Assistants have two useful features: Code Interpreter and Retrieval. When the Code Interpreter is enabled, our assistant can perform precise calculations for us, e.g., cost calculations. The Retrieval feature allows us to feed our assistant with context in the form of documentation4. Please note that we get the best solutions from our assistants by refining the outcomes in a dialogue.

Yesterday, for example, I freed up 20% of my iCloud space by compressing all .pdf files. I try to avoid paper, scan most of my personal documents, and store them in my iCloud. Often these documents are disproportionately large, and I use online services to reduce their size—a time-consuming manual workflow.

GPT helped me to create a shell script that finds all .pdf files in a folder structure, compresses them, displays the sizes and the compression ratios, and finally removes the originals. The solution is primarily based on Ghostscript. For your convenience, I want to show you the script for compressing .pdf files5 below.

I must admit that I am more than impressed by this awesome new technology—no doubt, it ushers in a new era.

(Disclaimer: My Copywriter assistant corrected this post6.)


# Define the function to compress pdf and calculate the ratio
compress_pdf() {
    # Define the function to calculate the ratio inside
    compression_ratio() {
        ratio=$(echo "scale=2; $compressed_size / $original_size * 100" | bc)
        echo "$ratio"


    # Perform the compression with Ghostscript
    if gs -sDEVICE=pdfwrite -dCompatibilityLevel=1.4 -dPDFSETTINGS=/ebook -dNOPAUSE -dQUIET -dBATCH -sOutputFile="$compressed_file" "$original_file";
        original_size=$(stat -f%z "$original_file")
        compressed_size=$(stat -f%z "$compressed_file")
        ratio=$(compression_ratio "$original_size" "$compressed_size")

        # Output: original and compressed sizes and the compression ratio
        echo "File: $original_file, Original Size: $original_size bytes, Compressed Size: $compressed_size bytes, Compression Ratio: $ratio%"

        # Remove the original file
        rm "$original_file"
        echo "Error: Ghostscript failed to compress $original_file" >&2

# Make sure the script can be sourced to define the function in subshells
if [[ -z "$_PDF_COMPRESSOR_RUNNING" ]]; then
    find . -iname '*.pdf' ! -iname '*-compressed.pdf' -exec bash -c '_PDF_COMPRESSOR_RUNNING=1 source "${0}" && compress_pdf "$@"' "${0}" {} \;
  1. Of course, there are always some in between who observe and have their thoughts. It’s a little bit like the Mandelbrot set: some are inside, some are outside—and we do not know much about those on the boundary. 

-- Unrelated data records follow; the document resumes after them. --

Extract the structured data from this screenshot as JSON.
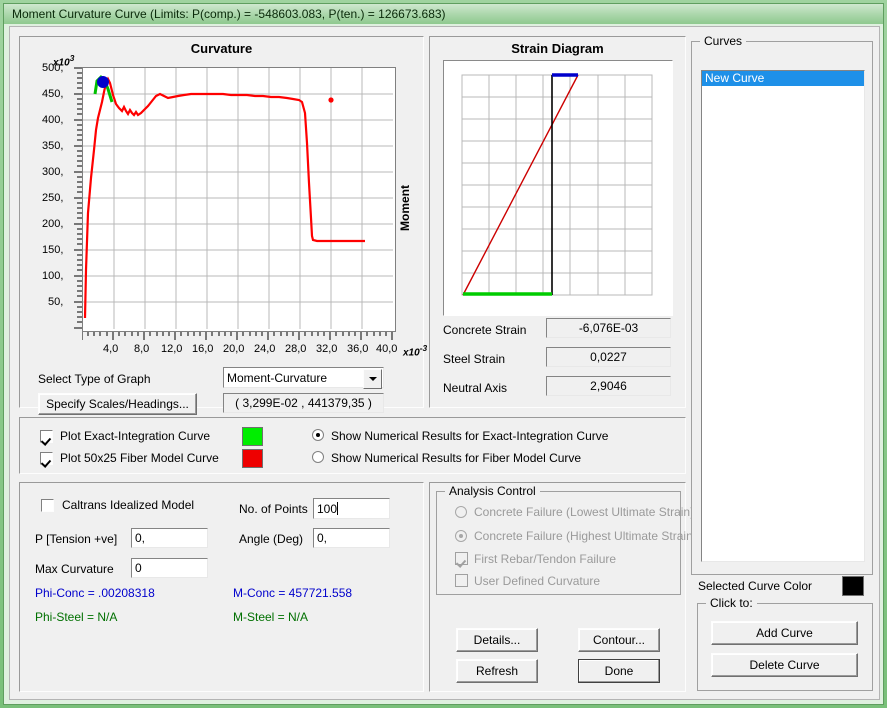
{
  "window": {
    "title": "Moment Curvature Curve (Limits:  P(comp.) = -548603.083, P(ten.) = 126673.683)"
  },
  "curvature_panel": {
    "title": "Curvature",
    "y_multiplier": "x10",
    "y_exponent": "3",
    "x_multiplier": "x10",
    "x_exponent": "-3",
    "y_ticks": [
      "500,",
      "450,",
      "400,",
      "350,",
      "300,",
      "250,",
      "200,",
      "150,",
      "100,",
      "50,"
    ],
    "x_ticks": [
      "4,0",
      "8,0",
      "12,0",
      "16,0",
      "20,0",
      "24,0",
      "28,0",
      "32,0",
      "36,0",
      "40,0"
    ],
    "axis_right_label": "Moment",
    "select_graph_label": "Select Type of Graph",
    "graph_type_value": "Moment-Curvature",
    "specify_button": "Specify Scales/Headings...",
    "coordinate_readout": "( 3,299E-02 , 441379,35 )"
  },
  "chart_data": {
    "type": "line",
    "title": "Curvature",
    "xlabel": "Curvature",
    "ylabel": "Moment",
    "xlim": [
      0,
      42
    ],
    "ylim": [
      0,
      520
    ],
    "x_scale_note": "x10^-3",
    "y_scale_note": "x10^3",
    "grid": true,
    "legend": "none",
    "series": [
      {
        "name": "50x25 Fiber Model Curve",
        "color": "#ff0000",
        "x": [
          0.2,
          0.5,
          0.9,
          1.3,
          1.7,
          2.1,
          2.5,
          2.9,
          3.3,
          3.7,
          4.1,
          4.6,
          5.2,
          5.8,
          6.4,
          7.0,
          7.6,
          8.2,
          8.8,
          9.4,
          10.2,
          11.0,
          12.0,
          13.0,
          13.6,
          14.4,
          15.5,
          17.0,
          19.0,
          21.0,
          23.0,
          25.0,
          27.0,
          29.0,
          30.0,
          30.3,
          30.4,
          30.6,
          31.0,
          33.0,
          35.0,
          37.0
        ],
        "y": [
          30,
          120,
          230,
          330,
          400,
          440,
          458,
          468,
          470,
          466,
          455,
          443,
          440,
          436,
          444,
          435,
          430,
          426,
          430,
          425,
          428,
          434,
          441,
          446,
          444,
          441,
          443,
          444,
          446,
          447,
          447,
          446,
          444,
          440,
          437,
          400,
          300,
          200,
          158,
          157,
          157,
          157
        ]
      },
      {
        "name": "Exact-Integration Curve",
        "color": "#00c000",
        "x": [
          2.4,
          2.9,
          3.3,
          3.7,
          4.0
        ],
        "y": [
          455,
          468,
          470,
          466,
          452
        ]
      }
    ],
    "markers": [
      {
        "name": "peak-marker",
        "x": 3.3,
        "y": 468,
        "color": "#0000cc",
        "size": 11
      },
      {
        "name": "isolated-point",
        "x": 33.9,
        "y": 449,
        "color": "#ff0000",
        "size": 4
      }
    ]
  },
  "strain_panel": {
    "title": "Strain Diagram",
    "rows": [
      {
        "label": "Concrete Strain",
        "value": "-6,076E-03"
      },
      {
        "label": "Steel Strain",
        "value": "0,0227"
      },
      {
        "label": "Neutral Axis",
        "value": "2,9046"
      }
    ],
    "colors": {
      "top": "#0000cc",
      "bottom": "#00cc00",
      "diagonal": "#cc0000",
      "axis": "#000000"
    }
  },
  "plot_options": {
    "checks": [
      {
        "label": "Plot Exact-Integration Curve",
        "checked": true,
        "color": "#00ee00"
      },
      {
        "label": "Plot 50x25 Fiber Model Curve",
        "checked": true,
        "color": "#ee0000"
      }
    ],
    "radios": [
      {
        "label": "Show Numerical Results for Exact-Integration Curve",
        "selected": true
      },
      {
        "label": "Show Numerical Results for Fiber Model Curve",
        "selected": false
      }
    ]
  },
  "params_panel": {
    "caltrans_label": "Caltrans Idealized Model",
    "caltrans_checked": false,
    "fields": [
      {
        "label": "P [Tension +ve]",
        "value": "0,"
      },
      {
        "label": "Max Curvature",
        "value": "0"
      },
      {
        "label": "No. of Points",
        "value": "100"
      },
      {
        "label": "Angle (Deg)",
        "value": "0,"
      }
    ],
    "results": [
      {
        "text": "Phi-Conc = .00208318",
        "color": "#0000cc"
      },
      {
        "text": "M-Conc = 457721.558",
        "color": "#0000cc"
      },
      {
        "text": "Phi-Steel = N/A",
        "color": "#007000"
      },
      {
        "text": "M-Steel = N/A",
        "color": "#007000"
      }
    ]
  },
  "analysis_control": {
    "title": "Analysis Control",
    "items": [
      {
        "type": "radio",
        "label": "Concrete Failure (Lowest Ultimate Strain)",
        "selected": false,
        "disabled": true
      },
      {
        "type": "radio",
        "label": "Concrete Failure (Highest Ultimate Strain)",
        "selected": true,
        "disabled": true
      },
      {
        "type": "check",
        "label": "First Rebar/Tendon Failure",
        "checked": true,
        "disabled": true
      },
      {
        "type": "check",
        "label": "User Defined Curvature",
        "checked": false,
        "disabled": true
      }
    ]
  },
  "action_buttons": {
    "details": "Details...",
    "contour": "Contour...",
    "refresh": "Refresh",
    "done": "Done"
  },
  "curves_panel": {
    "title": "Curves",
    "items": [
      {
        "label": "New Curve",
        "selected": true
      }
    ],
    "selected_color_label": "Selected Curve Color",
    "selected_color": "#000000",
    "click_to_title": "Click to:",
    "add_button": "Add Curve",
    "delete_button": "Delete Curve"
  }
}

  2. In a professional setting, ChatGPT Enterprise is a must due to security concerns. 

  3. Assistant instructions are also referred to as system prompts, a prompt that is executed before our user prompt. 

  4. A GPT can read various file formats, such as PDFs, Word documents, and Excel sheets. 

  5. Use at your own risk. Ghostscript must be installed manually, for example, by running brew install ghostscript on macOS. 

  6. I used my assistant, Copywriter, with the following prompt to correct this post: “Please proofread this document and check for spelling and grammar: <original-post>.” The original post can be viewed by clicking “Edit on GitHub” below.